Below are some records; give them all again exactly, but not the pictures.

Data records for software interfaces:

┄┄┄┄┄┄┄┄┄┄

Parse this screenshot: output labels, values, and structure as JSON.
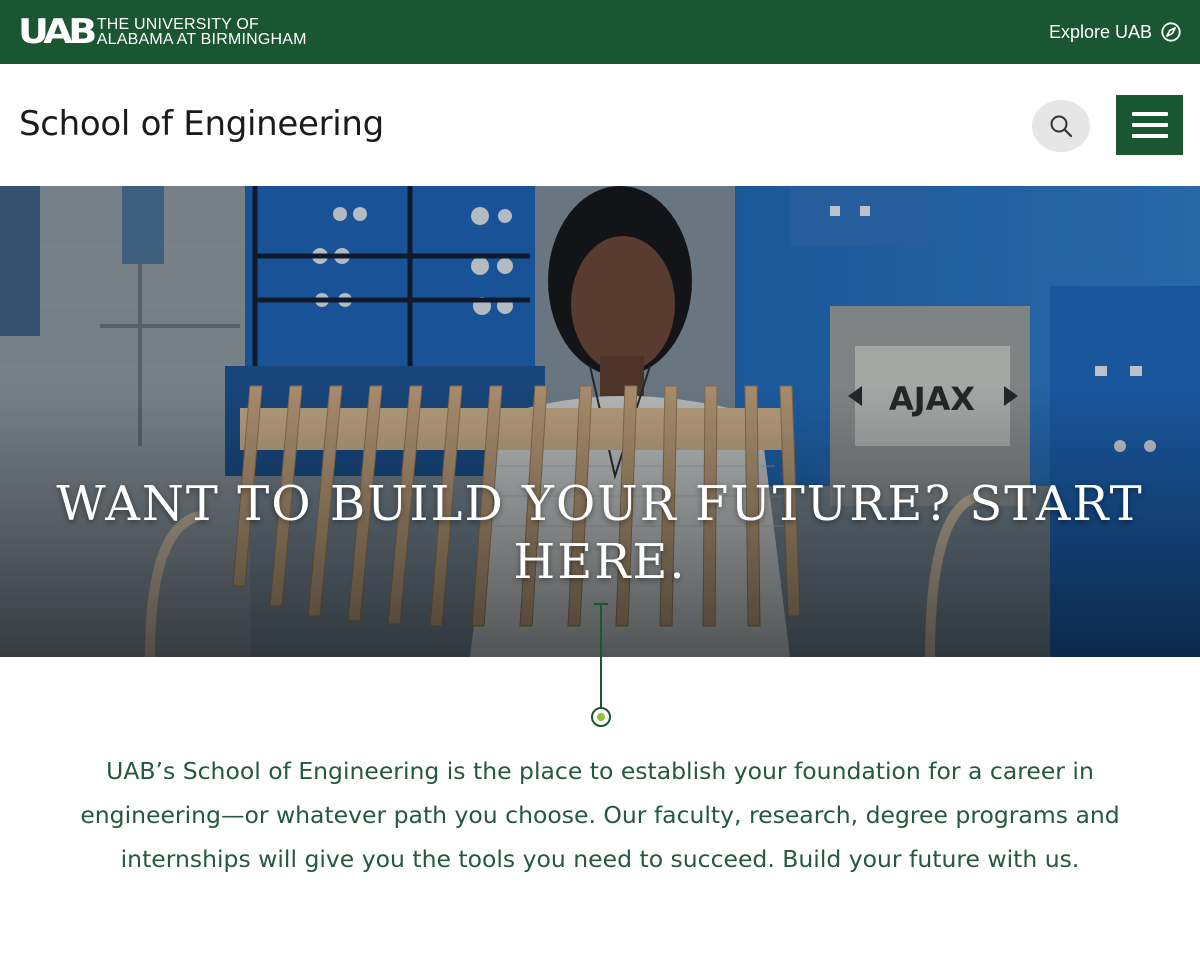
{
  "brand": {
    "mark": "UAB",
    "line1": "The University of",
    "line2": "Alabama at Birmingham"
  },
  "topnav": {
    "explore_label": "Explore UAB",
    "explore_icon": "compass-icon"
  },
  "header": {
    "title": "School of Engineering",
    "search_icon": "search-icon",
    "menu_icon": "hamburger-menu-icon"
  },
  "hero": {
    "headline": "WANT TO BUILD YOUR FUTURE? START HERE.",
    "ajax_label": "AJAX"
  },
  "intro": {
    "text": "UAB’s School of Engineering is the place to establish your foundation for a career in engineering—or whatever path you choose. Our faculty, research, degree programs and internships will give you the tools you need to succeed. Build your future with us."
  },
  "colors": {
    "brand_green": "#1a5632",
    "accent_green": "#8fbf3f",
    "intro_text": "#24583f"
  }
}
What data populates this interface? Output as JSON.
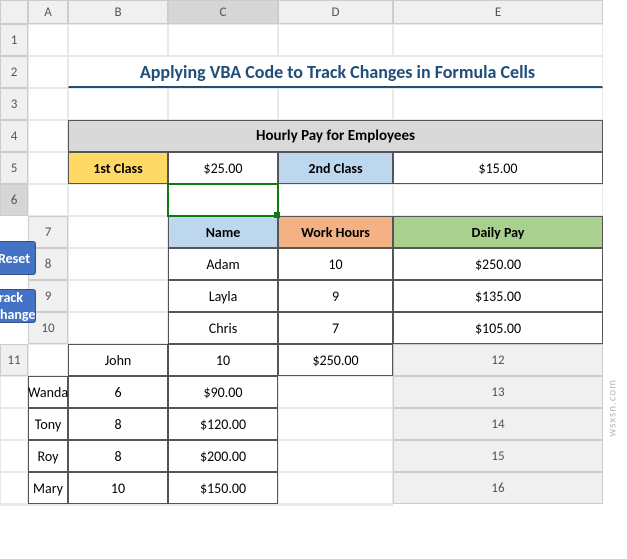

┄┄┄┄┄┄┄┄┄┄

▶ Task output
Parse this screenshot: output labels, values, and structure as JSON.
{
  "brand": {
    "mark": "UAB",
    "line1": "The University of",
    "line2": "Alabama at Birmingham"
  },
  "topnav": {
    "explore_label": "Explore UAB",
    "explore_icon": "compass-icon"
  },
  "header": {
    "title": "School of Engineering",
    "search_icon": "search-icon",
    "menu_icon": "hamburger-menu-icon"
  },
  "hero": {
    "headline": "WANT TO BUILD YOUR FUTURE? START HERE.",
    "ajax_label": "AJAX"
  },
  "intro": {
    "text": "UAB’s School of Engineering is the place to establish your foundation for a career in engineering—or whatever path you choose. Our faculty, research, degree programs and internships will give you the tools you need to succeed. Build your future with us."
  },
  "colors": {
    "brand_green": "#1a5632",
    "accent_green": "#8fbf3f",
    "intro_text": "#24583f"
  }
}
What data populates this interface? Output as JSON.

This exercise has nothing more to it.